Like much of the patriotic hoopla in support of post-WWII US Militarism, the speeches in the Liberty Medal event were based on a popular, but specious, idea: That US soldiers in places like Vietnam, Iraq and Afghanistan were fighting overseas in those places for our “liberty” here at home. Bush in the introduction to his paintings of veterans literally cites this idea.  It’s one of the most profound bullshit ideas that thrives in militarized America. The truth is, members of the anti-war movement were the ones struggling for the constitutional liberty and the power to tell the government its wars were immoral; it was people who went to jail rather than serve in Vietnam; people who did alternative service, some in quite dangerous places.

While history is complicated and nuanced, beyond the propaganda, the truth is our soldiers were sent to Vietnam to fight for US domination following the collapse of European Colonialism in the so-called Third World and because of Cold War fears of the Soviet Union. Iraq and Afghanistan came following the downfall of the Soviet Union and were wars attributable to presidential decision-making based on the felt need for vengeance. Diplomacy and/or military actions short of outright invasion and occupation were passed up. It cost American society and its citizenry many trillions of dollars that might have been used for other things.

We can’t change any of that. But for our own good we can learn to accept the hard truth. Peace through world military domination is an idea that died with the 20th Century.

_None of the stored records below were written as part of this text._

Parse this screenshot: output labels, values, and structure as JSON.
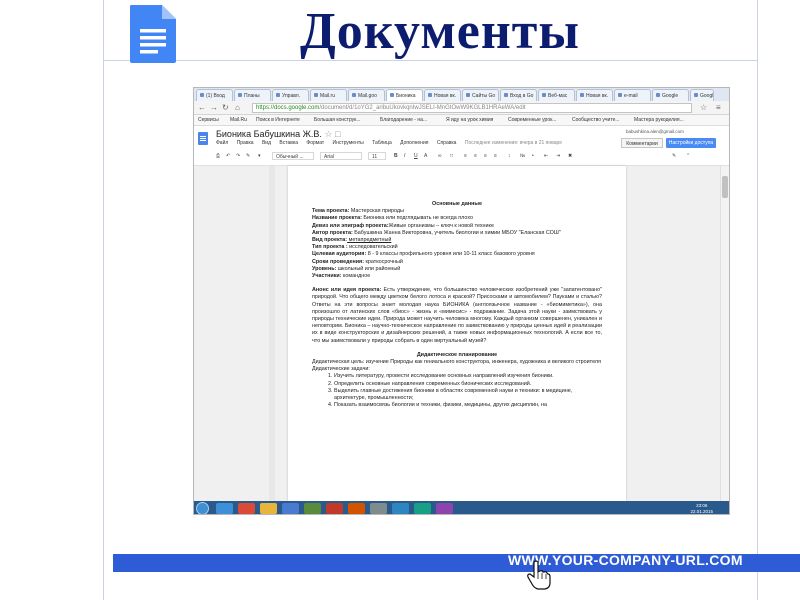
{
  "slide": {
    "title": "Документы",
    "footer_url": "WWW.YOUR-COMPANY-URL.COM"
  },
  "browser": {
    "tabs": [
      "(1) Вход",
      "Планы",
      "Управл.",
      "Mail.ru",
      "Mail.goo",
      "Бионика",
      "Новая вк.",
      "Сайты Go",
      "Вход в Go",
      "Веб-мас",
      "Новая вк.",
      "е-mail",
      "Google",
      "Google"
    ],
    "active_tab_index": 6,
    "url_main": "https://docs.google.com",
    "url_rest": "/document/d/1oYG2_aribuUkovkqnIwJSELI-MnGtOwW9KGLB1HRAeWA/edit",
    "bookmarks": [
      "Сервисы",
      "Mail.Ru",
      "Поиск в Интернете",
      "Большая конструк...",
      "Благодарение - на...",
      "Я иду на урок химия",
      "Современные урок...",
      "Сообщество учите...",
      "Мастера рукоделия..."
    ]
  },
  "gdocs": {
    "doc_title": "Бионика Бабушкина Ж.В.",
    "menu": [
      "Файл",
      "Правка",
      "Вид",
      "Вставка",
      "Формат",
      "Инструменты",
      "Таблица",
      "Дополнения",
      "Справка"
    ],
    "last_edit": "Последнее изменение: вчера в 21 январе",
    "account": "babushkina.alen@gmail.com",
    "comments_label": "Комментарии",
    "share_label": "Настройки доступа",
    "style_value": "Обычный ...",
    "font_value": "Arial",
    "size_value": "11"
  },
  "document": {
    "heading": "Основные данные",
    "fields": [
      {
        "label": "Тема проекта:",
        "value": " Мастерская природы"
      },
      {
        "label": "Название проекта:",
        "value": " Бионика или подглядывать не всегда плохо"
      },
      {
        "label": "Девиз или эпиграф проекта:",
        "value": "Живые организмы – ключ к новой технике"
      },
      {
        "label": "Автор проекта:",
        "value": " Бабушкина Жанна Викторовна, учитель биологии и химии МБОУ \"Еланская СОШ\""
      },
      {
        "label": "Вид проекта:",
        "value": " метапредметный"
      },
      {
        "label": "Тип проекта :",
        "value": " исследовательский"
      },
      {
        "label": "Целевая аудитория:",
        "value": "  8 - 9 классы профильного уровня или 10-11 класс базового уровня"
      },
      {
        "label": "Сроки проведения:",
        "value": " краткосрочный"
      },
      {
        "label": "Уровень:",
        "value": " школьный или районный"
      },
      {
        "label": "Участники:",
        "value": " командное"
      }
    ],
    "annotation_label": "Анонс или идея проекта:",
    "annotation_text": " Есть утверждение, что большинство человеческих изобретений уже \"запатентовано\" природой. Что общего между цветком белого лотоса и краской? Присосками и автомобилем? Пауками и сталью? Ответы на эти вопросы знает молодая наука БИОНИКА (англоязычное название - «биомиметика»), она произошло от латинских слов «биос» - жизнь и «мимесис» - подражание. Задача этой науки - заимствовать у природы технические идеи. Природа может научить человека многому. Каждый организм совершенен, уникален и неповторим. Бионика – научно-техническое направление по заимствованию у природы ценных идей и реализации их в виде конструкторских и дизайнерских решений, а также новых информационных технологий. А если все то, что мы заимствовали у природы собрать в один виртуальный музей?",
    "didactic_heading": "Дидактическое планирование",
    "didactic_goal": "Дидактическая цель: изучение Природы как гениального конструктора, инженера, художника и великого строителя",
    "didactic_tasks_label": "Дидактические задачи:",
    "tasks": [
      "Изучить литературу, провести исследование основных направлений изучения бионики.",
      "Определить основные направления современных бионических исследований.",
      "Выделить главные достижения бионики в областях современной науки и техники: в медицине, архитектуре, промышленности;",
      "Показать взаимосвязь биологии и техники, физики, медицины, других дисциплин, на"
    ]
  },
  "taskbar": {
    "time": "23:06",
    "date": "22.01.2015"
  },
  "colors": {
    "title": "#0c1c6e",
    "footer_bar": "#2d5cd6",
    "share_button": "#4a8af4",
    "taskbar": "#2a5a8c"
  }
}
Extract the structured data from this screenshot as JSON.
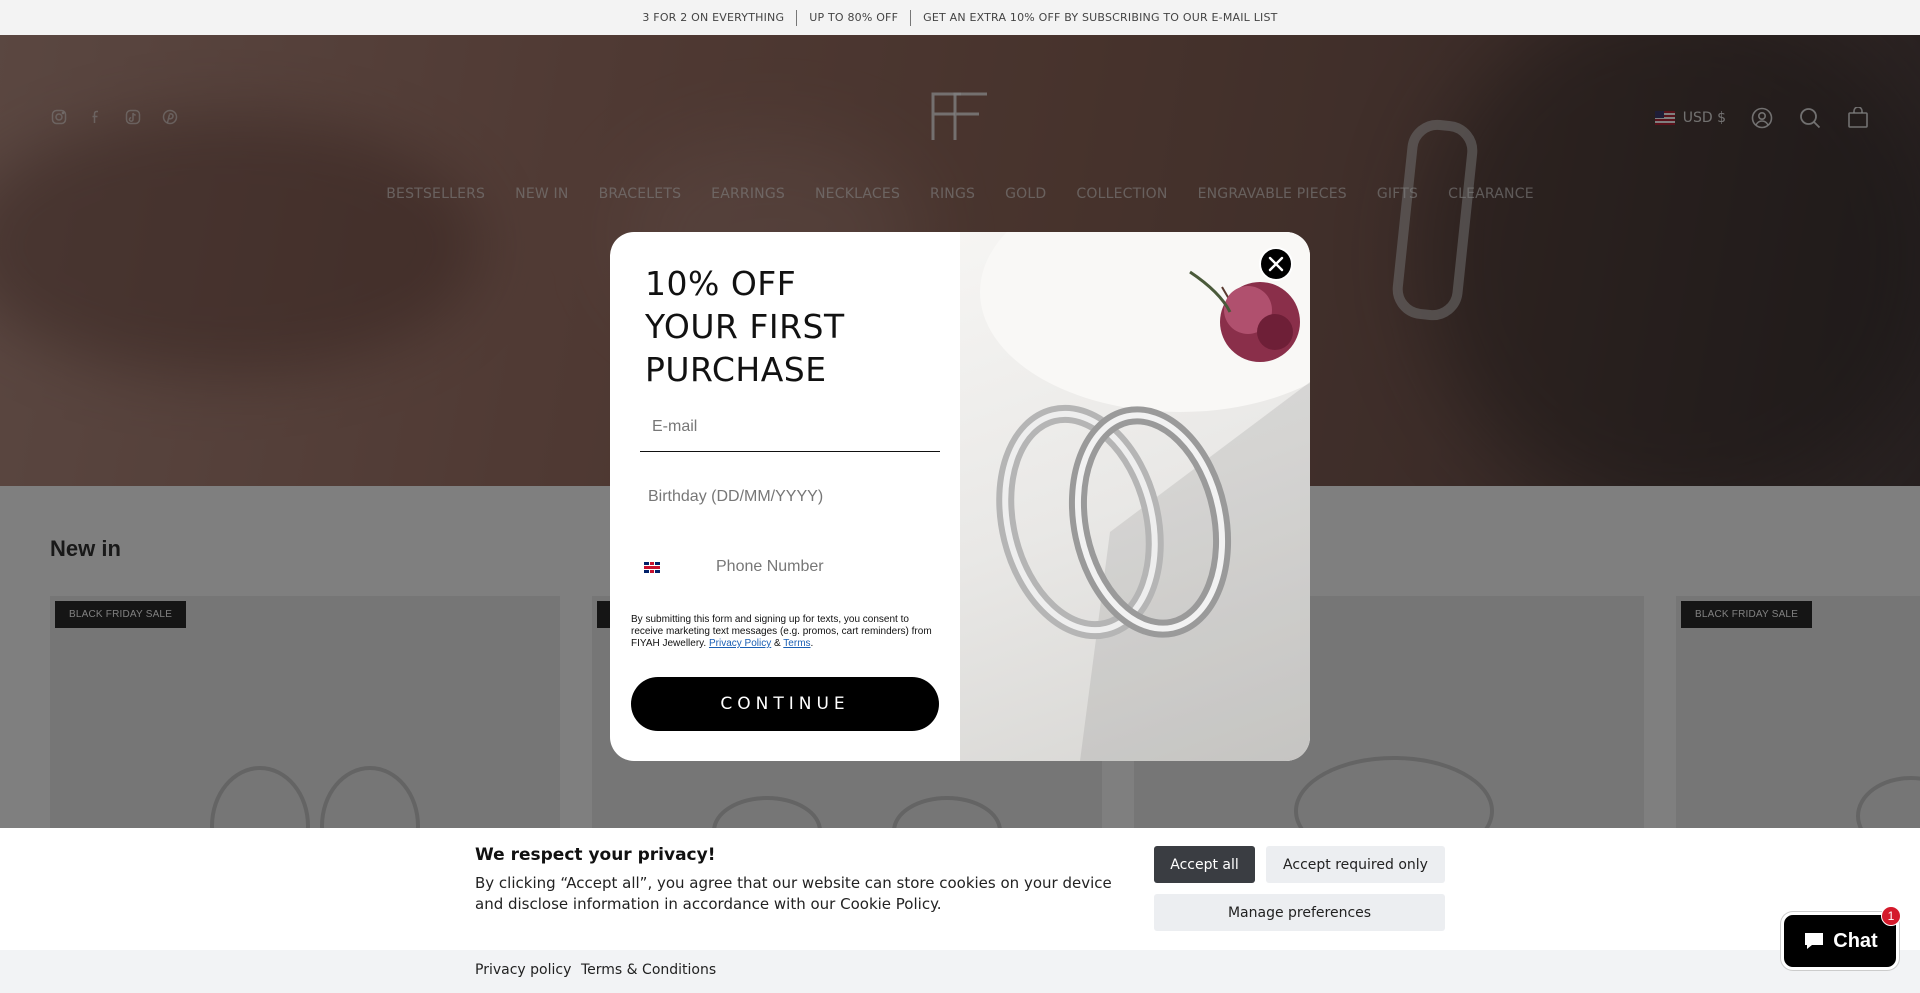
{
  "announcement": {
    "messages": [
      "3 FOR 2 ON EVERYTHING",
      "UP TO 80% OFF",
      "GET AN EXTRA 10% OFF BY SUBSCRIBING TO OUR E-MAIL LIST"
    ]
  },
  "header": {
    "social_icons": [
      "instagram-icon",
      "facebook-icon",
      "tiktok-icon",
      "pinterest-icon"
    ],
    "currency": "USD $",
    "util_icons": [
      "account-icon",
      "search-icon",
      "cart-icon"
    ]
  },
  "nav": {
    "items": [
      "BESTSELLERS",
      "NEW IN",
      "BRACELETS",
      "EARRINGS",
      "NECKLACES",
      "RINGS",
      "GOLD",
      "COLLECTION",
      "ENGRAVABLE PIECES",
      "GIFTS",
      "CLEARANCE"
    ]
  },
  "section": {
    "title": "New in",
    "badge": "BLACK FRIDAY SALE"
  },
  "popup": {
    "headline_lines": [
      "10% OFF",
      "YOUR FIRST",
      "PURCHASE"
    ],
    "email_placeholder": "E-mail",
    "birthday_placeholder": "Birthday (DD/MM/YYYY)",
    "phone_placeholder": "Phone Number",
    "consent_text": "By submitting this form and signing up for texts, you consent to receive marketing text messages (e.g. promos, cart reminders) from FIYAH Jewellery.",
    "privacy_link": "Privacy Policy",
    "amp": "&",
    "terms_link": "Terms",
    "period": ".",
    "continue_label": "CONTINUE"
  },
  "cookie": {
    "title": "We respect your privacy!",
    "body": "By clicking “Accept all”, you agree that our website can store cookies on your device and disclose information in accordance with our Cookie Policy.",
    "accept_all": "Accept all",
    "accept_required": "Accept required only",
    "manage": "Manage preferences",
    "privacy_policy": "Privacy policy",
    "terms": "Terms & Conditions"
  },
  "chat": {
    "label": "Chat",
    "badge_count": "1"
  }
}
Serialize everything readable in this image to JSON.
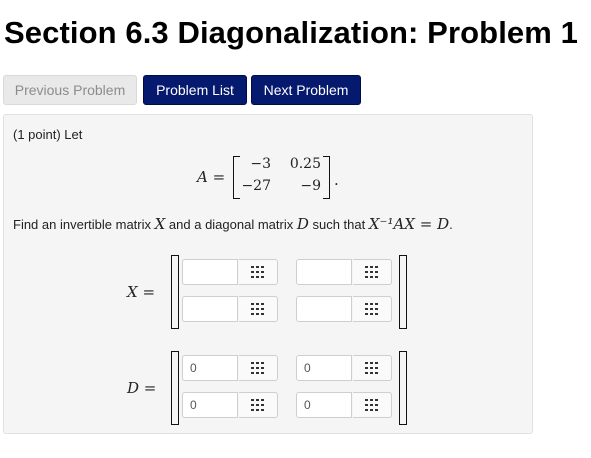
{
  "page": {
    "title": "Section 6.3 Diagonalization: Problem 1"
  },
  "nav": {
    "previous_label": "Previous Problem",
    "list_label": "Problem List",
    "next_label": "Next Problem"
  },
  "problem": {
    "intro": "(1 point) Let",
    "matrix_a_label": "A =",
    "matrix_a": [
      [
        "−3",
        "0.25"
      ],
      [
        "−27",
        "−9"
      ]
    ],
    "matrix_a_period": ".",
    "find_text_1": "Find an invertible matrix ",
    "find_var_x": "X",
    "find_text_2": " and a diagonal matrix ",
    "find_var_d": "D",
    "find_text_3": " such that ",
    "find_equation": "X⁻¹AX = D",
    "find_text_4": "."
  },
  "answer_x": {
    "label": "X =",
    "cells": [
      {
        "value": "",
        "placeholder": ""
      },
      {
        "value": "",
        "placeholder": ""
      },
      {
        "value": "",
        "placeholder": ""
      },
      {
        "value": "",
        "placeholder": ""
      }
    ]
  },
  "answer_d": {
    "label": "D =",
    "cells": [
      {
        "value": "0"
      },
      {
        "value": "0"
      },
      {
        "value": "0"
      },
      {
        "value": "0"
      }
    ]
  },
  "colors": {
    "primary_button": "#05196e",
    "disabled_button": "#e9e9e9",
    "panel_background": "#f5f5f5"
  },
  "icons": {
    "input_helper": "keypad-icon"
  }
}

Joe Biden gave a good speech defending his decision to get out of Afghanistan. It’s an unfortunate fact that the United States (or any country) cannot exit a 20-year-war it has obviously lost without the endgame being a mess. The exit from Afghanistan was light-years better than the one from Vietnam; plus, it’s not over. In Veterans For Peace, we like to say: “Wars are easy to start and very difficult to stop.” Back in the Vietnam era, an anti-war senator was asked how the nation could accomplish an exit from a quagmire like Vietnam. His answer was eloquent: “Ships and planes.” Call it the Nike approach: Just Do It!

In the end, that’s what the Biden administration wisely did in Afghanistan. The Republican right could be counted on to flog the Stabbed In The Back Myth ad-nauseum. The point is to look forward, not backward. There’s too much at stake. In Afghanistan, the US seems to be working diplomatically as much as possible with the Taliban to get any Americans out who want to get out. The point is to negotiate even if it’s a mess — or because it’s a mess.

Then, we need to get on with bread & butter domestic issues like climate change, voting rights and the economic rights of working people to form unions and to have a living wage. There’s the dicey matter of domestic terror. For sure, the US needs to keep abreast of dangers to its security beyond its borders; but if citizen rights and honest constitutional government matters, our worst terrorist enemies are now home grown.

January 6 was a warning.